Cyber-attack ‘may have N Korea link’ a

Who was behind the huge global cyber-attack? One prominent theory right now is North Korea – but what we know is far from conclusive.

You may not have heard of the Lazarus Group, but you may be aware of its work. The devastating hack on Sony Pictures in 2014, and another on a Bangladeshi bank in 2016, have both been attributed to the highly sophisticated group.

It is widely believed that the Lazarus Group worked out of China, but on behalf of the North Koreans, BBC report.

Security experts are now cautiously linking the Lazarus Group to this latest attack after a discovery by Google security researcher Neel Mehta. He found similarities between code found within WannaCry – the software used in the hack – and other tools believed to have been created by the Lazarus Group in the past.

It’s a mere sliver of evidence, but there are other clues to consider too.

Security expert Prof Alan Woodward pointed out to me via email that time stamps within the original WannaCry code are set to UTC +9 – China’s time zone – and the text demanding the ransom uses what reads like machine-translated English, but a Chinese segment apparently written by a native speaker.

“As you can see it’s pretty thin and all circumstantial,” Prof Woodward said.

“However, it’s worth further investigation.”

Picking apart the code

That investigation is already under way.

“Neel Mehta’s discovery is the most significant clue to date regarding the origins of WannaCry,” said Russian security firm Kaspersky, but noted a lot more information is needed about earlier versions of WannaCry before any firm conclusion can be reached.

“We believe it’s important that other researchers around the world investigate these similarities and attempt to discover more facts about the origin of WannaCry,” the company added.

“Looking back to the Bangladesh attack, in the early days, there were very few facts linking them to the Lazarus Group.

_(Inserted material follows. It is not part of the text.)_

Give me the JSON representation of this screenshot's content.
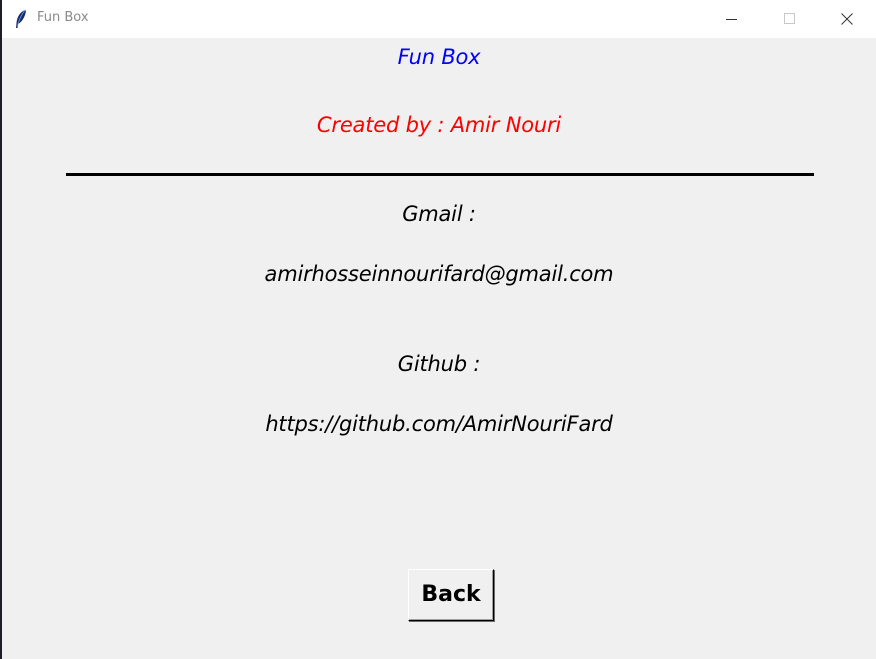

“In time, more evidence appeared and allowed us, and others, to link them together with high confidence. Further research can be crucial to connecting the dots.”